WORK ITEM
Filter the records for lines holding the string "blue".

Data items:
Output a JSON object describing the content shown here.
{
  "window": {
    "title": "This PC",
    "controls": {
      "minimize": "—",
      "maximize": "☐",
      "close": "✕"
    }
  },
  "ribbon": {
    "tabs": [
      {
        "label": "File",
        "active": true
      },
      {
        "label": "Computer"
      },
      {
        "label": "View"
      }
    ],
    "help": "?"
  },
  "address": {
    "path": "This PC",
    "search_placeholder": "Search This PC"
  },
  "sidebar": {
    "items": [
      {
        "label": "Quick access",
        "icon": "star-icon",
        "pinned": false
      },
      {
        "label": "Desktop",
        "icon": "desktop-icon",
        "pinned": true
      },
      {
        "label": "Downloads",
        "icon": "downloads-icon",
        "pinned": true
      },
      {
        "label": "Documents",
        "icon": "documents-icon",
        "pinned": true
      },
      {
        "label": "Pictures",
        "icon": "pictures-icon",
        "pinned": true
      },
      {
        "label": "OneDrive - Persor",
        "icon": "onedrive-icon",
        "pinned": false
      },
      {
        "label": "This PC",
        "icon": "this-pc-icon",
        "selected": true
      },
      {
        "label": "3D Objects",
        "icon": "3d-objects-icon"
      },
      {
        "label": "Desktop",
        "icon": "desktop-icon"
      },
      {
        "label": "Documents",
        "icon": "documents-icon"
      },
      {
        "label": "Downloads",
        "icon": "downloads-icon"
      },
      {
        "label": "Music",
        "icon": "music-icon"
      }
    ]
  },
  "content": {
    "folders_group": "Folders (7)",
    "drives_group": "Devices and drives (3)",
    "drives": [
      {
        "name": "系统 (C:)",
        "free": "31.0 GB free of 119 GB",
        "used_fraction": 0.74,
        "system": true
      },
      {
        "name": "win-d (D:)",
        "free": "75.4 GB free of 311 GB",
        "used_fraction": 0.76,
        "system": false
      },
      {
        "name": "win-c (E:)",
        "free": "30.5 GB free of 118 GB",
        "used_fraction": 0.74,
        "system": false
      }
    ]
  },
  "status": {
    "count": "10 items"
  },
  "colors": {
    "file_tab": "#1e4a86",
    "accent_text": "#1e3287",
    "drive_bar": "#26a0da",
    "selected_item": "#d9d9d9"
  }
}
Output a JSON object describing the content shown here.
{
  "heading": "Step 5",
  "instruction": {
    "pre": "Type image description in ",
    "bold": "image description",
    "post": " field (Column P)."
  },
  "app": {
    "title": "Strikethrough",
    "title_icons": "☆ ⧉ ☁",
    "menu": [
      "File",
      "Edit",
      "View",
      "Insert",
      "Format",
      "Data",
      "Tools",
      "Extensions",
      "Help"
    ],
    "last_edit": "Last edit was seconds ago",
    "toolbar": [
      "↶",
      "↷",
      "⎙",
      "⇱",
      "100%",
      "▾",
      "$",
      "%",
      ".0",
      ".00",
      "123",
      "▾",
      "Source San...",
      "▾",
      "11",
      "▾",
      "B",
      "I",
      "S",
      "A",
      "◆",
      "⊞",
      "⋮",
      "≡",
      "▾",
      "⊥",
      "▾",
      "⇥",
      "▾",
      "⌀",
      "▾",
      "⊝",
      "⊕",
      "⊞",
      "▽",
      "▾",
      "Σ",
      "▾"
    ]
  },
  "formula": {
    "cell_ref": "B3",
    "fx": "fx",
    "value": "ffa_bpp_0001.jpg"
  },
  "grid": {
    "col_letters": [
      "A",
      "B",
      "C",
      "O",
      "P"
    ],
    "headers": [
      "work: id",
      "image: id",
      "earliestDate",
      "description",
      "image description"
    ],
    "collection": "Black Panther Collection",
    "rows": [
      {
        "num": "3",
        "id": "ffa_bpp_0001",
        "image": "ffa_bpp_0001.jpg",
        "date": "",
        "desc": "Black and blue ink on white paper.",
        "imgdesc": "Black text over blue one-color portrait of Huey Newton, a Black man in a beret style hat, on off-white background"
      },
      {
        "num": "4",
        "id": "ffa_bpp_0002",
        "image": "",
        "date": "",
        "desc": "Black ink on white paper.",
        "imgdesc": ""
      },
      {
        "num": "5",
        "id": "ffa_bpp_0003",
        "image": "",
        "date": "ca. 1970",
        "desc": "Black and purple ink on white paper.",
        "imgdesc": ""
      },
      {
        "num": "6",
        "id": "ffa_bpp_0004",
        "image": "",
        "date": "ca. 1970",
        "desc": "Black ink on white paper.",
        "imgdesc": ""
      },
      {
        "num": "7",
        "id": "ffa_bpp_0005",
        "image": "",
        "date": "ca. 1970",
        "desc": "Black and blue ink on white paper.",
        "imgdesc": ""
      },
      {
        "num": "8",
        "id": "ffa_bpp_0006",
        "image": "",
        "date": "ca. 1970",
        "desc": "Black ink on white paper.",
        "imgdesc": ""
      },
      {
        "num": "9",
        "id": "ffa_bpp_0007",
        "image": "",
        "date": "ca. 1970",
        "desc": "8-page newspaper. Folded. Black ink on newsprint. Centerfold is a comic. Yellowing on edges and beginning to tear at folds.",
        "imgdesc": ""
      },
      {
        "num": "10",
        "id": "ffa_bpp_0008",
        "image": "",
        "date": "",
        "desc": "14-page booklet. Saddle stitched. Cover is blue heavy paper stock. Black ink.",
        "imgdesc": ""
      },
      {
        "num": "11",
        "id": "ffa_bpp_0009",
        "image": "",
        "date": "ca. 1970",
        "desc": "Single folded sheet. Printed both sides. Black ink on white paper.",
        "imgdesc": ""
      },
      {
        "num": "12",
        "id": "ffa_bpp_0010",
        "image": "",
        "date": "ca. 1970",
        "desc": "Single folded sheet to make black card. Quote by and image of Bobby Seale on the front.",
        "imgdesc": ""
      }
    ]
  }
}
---
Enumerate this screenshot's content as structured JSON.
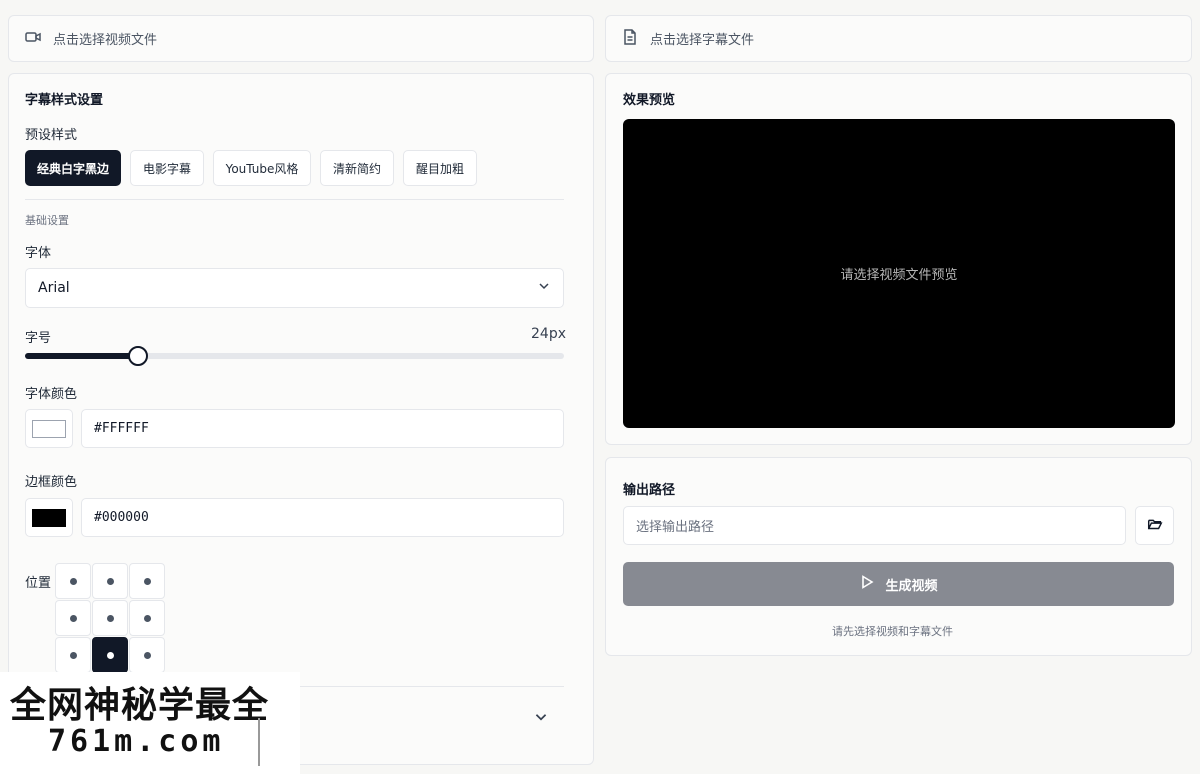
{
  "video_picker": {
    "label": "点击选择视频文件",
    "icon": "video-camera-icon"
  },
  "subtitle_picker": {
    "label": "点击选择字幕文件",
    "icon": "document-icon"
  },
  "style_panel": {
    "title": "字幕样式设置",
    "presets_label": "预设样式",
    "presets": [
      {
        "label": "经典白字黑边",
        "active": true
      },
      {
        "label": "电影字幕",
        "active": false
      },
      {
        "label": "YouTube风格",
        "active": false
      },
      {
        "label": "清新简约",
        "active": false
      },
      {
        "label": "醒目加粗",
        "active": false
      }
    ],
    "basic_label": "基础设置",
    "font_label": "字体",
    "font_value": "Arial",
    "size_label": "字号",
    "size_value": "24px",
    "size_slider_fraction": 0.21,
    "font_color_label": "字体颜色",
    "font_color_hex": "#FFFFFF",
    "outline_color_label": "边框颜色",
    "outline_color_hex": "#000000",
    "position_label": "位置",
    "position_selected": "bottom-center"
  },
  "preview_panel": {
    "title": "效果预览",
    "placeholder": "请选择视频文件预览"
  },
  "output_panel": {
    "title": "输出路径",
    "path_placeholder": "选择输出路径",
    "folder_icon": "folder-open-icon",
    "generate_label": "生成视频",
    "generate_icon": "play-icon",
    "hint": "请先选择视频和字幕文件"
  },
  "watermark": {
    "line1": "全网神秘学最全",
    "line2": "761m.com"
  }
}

EXERCISE ANSWER
        "desc": "Black and blue ink on white paper.",
        "imgdesc": "Black text over blue one-color portrait of Huey Newton, a Black man in a beret style hat, on off-white background"
        "desc": "Black and blue ink on white paper.",
        "desc": "14-page booklet. Saddle stitched. Cover is blue heavy paper stock. Black ink.",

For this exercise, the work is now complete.